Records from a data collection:
• • • •

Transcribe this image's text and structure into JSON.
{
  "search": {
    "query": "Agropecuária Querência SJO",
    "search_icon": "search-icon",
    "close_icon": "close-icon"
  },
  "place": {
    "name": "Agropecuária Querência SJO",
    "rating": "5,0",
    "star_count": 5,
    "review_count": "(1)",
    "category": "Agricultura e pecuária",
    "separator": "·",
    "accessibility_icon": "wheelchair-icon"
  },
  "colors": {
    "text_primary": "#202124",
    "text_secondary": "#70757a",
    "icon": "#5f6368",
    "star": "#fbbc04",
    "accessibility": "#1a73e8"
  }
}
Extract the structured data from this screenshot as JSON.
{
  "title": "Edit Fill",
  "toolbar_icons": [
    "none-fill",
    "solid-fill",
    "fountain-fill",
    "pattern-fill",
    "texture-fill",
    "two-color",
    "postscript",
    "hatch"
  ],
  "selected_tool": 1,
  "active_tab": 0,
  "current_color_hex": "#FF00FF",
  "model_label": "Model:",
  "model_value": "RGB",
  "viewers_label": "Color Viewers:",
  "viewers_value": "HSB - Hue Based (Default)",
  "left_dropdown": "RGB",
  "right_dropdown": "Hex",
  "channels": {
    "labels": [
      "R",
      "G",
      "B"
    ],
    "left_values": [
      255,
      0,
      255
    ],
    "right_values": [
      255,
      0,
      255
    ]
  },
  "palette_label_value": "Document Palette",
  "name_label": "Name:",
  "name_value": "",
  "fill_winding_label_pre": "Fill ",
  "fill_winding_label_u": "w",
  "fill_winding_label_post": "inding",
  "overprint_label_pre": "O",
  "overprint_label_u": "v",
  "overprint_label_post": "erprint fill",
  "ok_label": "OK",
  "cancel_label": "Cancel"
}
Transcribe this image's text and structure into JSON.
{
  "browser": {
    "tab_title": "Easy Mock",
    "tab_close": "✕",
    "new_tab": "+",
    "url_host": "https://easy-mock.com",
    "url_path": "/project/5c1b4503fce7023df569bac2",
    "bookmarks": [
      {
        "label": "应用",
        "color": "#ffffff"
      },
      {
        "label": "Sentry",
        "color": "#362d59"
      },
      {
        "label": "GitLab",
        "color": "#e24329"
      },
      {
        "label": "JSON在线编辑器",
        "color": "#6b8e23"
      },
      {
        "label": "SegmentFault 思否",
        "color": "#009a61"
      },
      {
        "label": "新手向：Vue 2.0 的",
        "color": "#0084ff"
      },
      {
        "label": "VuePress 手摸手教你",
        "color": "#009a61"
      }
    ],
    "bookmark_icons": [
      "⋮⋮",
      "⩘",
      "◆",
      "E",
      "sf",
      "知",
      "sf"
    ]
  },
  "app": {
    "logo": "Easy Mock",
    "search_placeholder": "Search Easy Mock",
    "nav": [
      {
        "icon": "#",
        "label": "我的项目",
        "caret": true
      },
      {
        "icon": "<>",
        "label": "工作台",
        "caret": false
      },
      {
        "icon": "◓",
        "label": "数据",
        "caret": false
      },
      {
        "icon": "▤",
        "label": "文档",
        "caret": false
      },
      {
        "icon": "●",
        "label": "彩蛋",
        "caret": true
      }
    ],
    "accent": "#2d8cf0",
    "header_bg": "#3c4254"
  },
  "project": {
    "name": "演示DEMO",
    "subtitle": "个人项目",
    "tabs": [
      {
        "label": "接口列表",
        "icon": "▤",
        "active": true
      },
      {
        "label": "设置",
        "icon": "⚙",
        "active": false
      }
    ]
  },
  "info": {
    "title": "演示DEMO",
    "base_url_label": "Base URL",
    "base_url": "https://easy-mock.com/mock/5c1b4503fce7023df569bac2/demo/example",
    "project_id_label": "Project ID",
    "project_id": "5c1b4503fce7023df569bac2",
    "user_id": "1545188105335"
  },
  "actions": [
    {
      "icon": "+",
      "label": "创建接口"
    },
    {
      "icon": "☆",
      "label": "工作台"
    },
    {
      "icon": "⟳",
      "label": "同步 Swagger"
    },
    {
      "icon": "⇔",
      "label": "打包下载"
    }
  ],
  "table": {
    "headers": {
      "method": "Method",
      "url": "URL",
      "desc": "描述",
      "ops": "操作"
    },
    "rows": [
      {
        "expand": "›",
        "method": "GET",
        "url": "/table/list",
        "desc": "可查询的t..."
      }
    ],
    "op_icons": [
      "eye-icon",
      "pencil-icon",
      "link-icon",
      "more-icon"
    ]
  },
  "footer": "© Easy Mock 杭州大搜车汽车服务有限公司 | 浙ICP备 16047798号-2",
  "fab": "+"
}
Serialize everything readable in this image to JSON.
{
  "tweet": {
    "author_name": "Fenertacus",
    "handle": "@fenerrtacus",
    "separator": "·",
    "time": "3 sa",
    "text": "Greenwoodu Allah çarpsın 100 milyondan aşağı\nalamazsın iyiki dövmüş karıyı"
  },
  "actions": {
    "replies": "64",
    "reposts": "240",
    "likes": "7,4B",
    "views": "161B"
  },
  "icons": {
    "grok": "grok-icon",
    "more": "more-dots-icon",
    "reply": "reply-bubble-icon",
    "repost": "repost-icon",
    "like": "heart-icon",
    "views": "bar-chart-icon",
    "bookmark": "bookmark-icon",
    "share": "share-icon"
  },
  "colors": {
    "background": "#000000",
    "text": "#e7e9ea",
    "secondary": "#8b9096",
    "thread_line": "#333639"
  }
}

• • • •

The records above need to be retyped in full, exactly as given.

ANSWER:
Transcribe this image's text and structure into JSON.
{
  "search": {
    "query": "Agropecuária Querência SJO",
    "search_icon": "search-icon",
    "close_icon": "close-icon"
  },
  "place": {
    "name": "Agropecuária Querência SJO",
    "rating": "5,0",
    "star_count": 5,
    "review_count": "(1)",
    "category": "Agricultura e pecuária",
    "separator": "·",
    "accessibility_icon": "wheelchair-icon"
  },
  "colors": {
    "text_primary": "#202124",
    "text_secondary": "#70757a",
    "icon": "#5f6368",
    "star": "#fbbc04",
    "accessibility": "#1a73e8"
  }
}
Extract the structured data from this screenshot as JSON.
{
  "title": "Edit Fill",
  "toolbar_icons": [
    "none-fill",
    "solid-fill",
    "fountain-fill",
    "pattern-fill",
    "texture-fill",
    "two-color",
    "postscript",
    "hatch"
  ],
  "selected_tool": 1,
  "active_tab": 0,
  "current_color_hex": "#FF00FF",
  "model_label": "Model:",
  "model_value": "RGB",
  "viewers_label": "Color Viewers:",
  "viewers_value": "HSB - Hue Based (Default)",
  "left_dropdown": "RGB",
  "right_dropdown": "Hex",
  "channels": {
    "labels": [
      "R",
      "G",
      "B"
    ],
    "left_values": [
      255,
      0,
      255
    ],
    "right_values": [
      255,
      0,
      255
    ]
  },
  "palette_label_value": "Document Palette",
  "name_label": "Name:",
  "name_value": "",
  "fill_winding_label_pre": "Fill ",
  "fill_winding_label_u": "w",
  "fill_winding_label_post": "inding",
  "overprint_label_pre": "O",
  "overprint_label_u": "v",
  "overprint_label_post": "erprint fill",
  "ok_label": "OK",
  "cancel_label": "Cancel"
}
Transcribe this image's text and structure into JSON.
{
  "browser": {
    "tab_title": "Easy Mock",
    "tab_close": "✕",
    "new_tab": "+",
    "url_host": "https://easy-mock.com",
    "url_path": "/project/5c1b4503fce7023df569bac2",
    "bookmarks": [
      {
        "label": "应用",
        "color": "#ffffff"
      },
      {
        "label": "Sentry",
        "color": "#362d59"
      },
      {
        "label": "GitLab",
        "color": "#e24329"
      },
      {
        "label": "JSON在线编辑器",
        "color": "#6b8e23"
      },
      {
        "label": "SegmentFault 思否",
        "color": "#009a61"
      },
      {
        "label": "新手向：Vue 2.0 的",
        "color": "#0084ff"
      },
      {
        "label": "VuePress 手摸手教你",
        "color": "#009a61"
      }
    ],
    "bookmark_icons": [
      "⋮⋮",
      "⩘",
      "◆",
      "E",
      "sf",
      "知",
      "sf"
    ]
  },
  "app": {
    "logo": "Easy Mock",
    "search_placeholder": "Search Easy Mock",
    "nav": [
      {
        "icon": "#",
        "label": "我的项目",
        "caret": true
      },
      {
        "icon": "<>",
        "label": "工作台",
        "caret": false
      },
      {
        "icon": "◓",
        "label": "数据",
        "caret": false
      },
      {
        "icon": "▤",
        "label": "文档",
        "caret": false
      },
      {
        "icon": "●",
        "label": "彩蛋",
        "caret": true
      }
    ],
    "accent": "#2d8cf0",
    "header_bg": "#3c4254"
  },
  "project": {
    "name": "演示DEMO",
    "subtitle": "个人项目",
    "tabs": [
      {
        "label": "接口列表",
        "icon": "▤",
        "active": true
      },
      {
        "label": "设置",
        "icon": "⚙",
        "active": false
      }
    ]
  },
  "info": {
    "title": "演示DEMO",
    "base_url_label": "Base URL",
    "base_url": "https://easy-mock.com/mock/5c1b4503fce7023df569bac2/demo/example",
    "project_id_label": "Project ID",
    "project_id": "5c1b4503fce7023df569bac2",
    "user_id": "1545188105335"
  },
  "actions": [
    {
      "icon": "+",
      "label": "创建接口"
    },
    {
      "icon": "☆",
      "label": "工作台"
    },
    {
      "icon": "⟳",
      "label": "同步 Swagger"
    },
    {
      "icon": "⇔",
      "label": "打包下载"
    }
  ],
  "table": {
    "headers": {
      "method": "Method",
      "url": "URL",
      "desc": "描述",
      "ops": "操作"
    },
    "rows": [
      {
        "expand": "›",
        "method": "GET",
        "url": "/table/list",
        "desc": "可查询的t..."
      }
    ],
    "op_icons": [
      "eye-icon",
      "pencil-icon",
      "link-icon",
      "more-icon"
    ]
  },
  "footer": "© Easy Mock 杭州大搜车汽车服务有限公司 | 浙ICP备 16047798号-2",
  "fab": "+"
}
Serialize everything readable in this image to JSON.
{
  "tweet": {
    "author_name": "Fenertacus",
    "handle": "@fenerrtacus",
    "separator": "·",
    "time": "3 sa",
    "text": "Greenwoodu Allah çarpsın 100 milyondan aşağı\nalamazsın iyiki dövmüş karıyı"
  },
  "actions": {
    "replies": "64",
    "reposts": "240",
    "likes": "7,4B",
    "views": "161B"
  },
  "icons": {
    "grok": "grok-icon",
    "more": "more-dots-icon",
    "reply": "reply-bubble-icon",
    "repost": "repost-icon",
    "like": "heart-icon",
    "views": "bar-chart-icon",
    "bookmark": "bookmark-icon",
    "share": "share-icon"
  },
  "colors": {
    "background": "#000000",
    "text": "#e7e9ea",
    "secondary": "#8b9096",
    "thread_line": "#333639"
  }
}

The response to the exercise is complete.